■ **DATA UNDER STUDY**
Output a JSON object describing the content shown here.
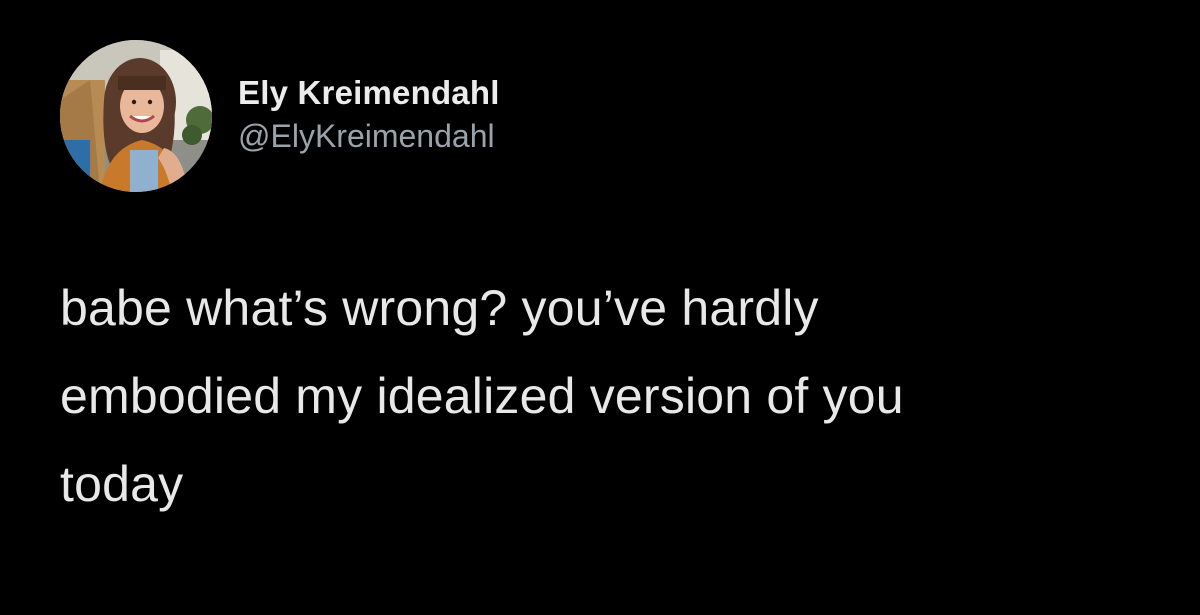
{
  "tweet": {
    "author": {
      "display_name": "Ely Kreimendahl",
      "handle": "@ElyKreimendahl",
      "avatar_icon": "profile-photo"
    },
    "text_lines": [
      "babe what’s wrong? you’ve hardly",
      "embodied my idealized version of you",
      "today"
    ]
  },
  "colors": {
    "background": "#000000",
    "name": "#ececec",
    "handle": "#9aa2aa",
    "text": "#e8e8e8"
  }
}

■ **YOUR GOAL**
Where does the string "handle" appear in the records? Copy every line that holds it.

■ **RESULT BELOW**
      "handle": "@ElyKreimendahl",
    "handle": "#9aa2aa",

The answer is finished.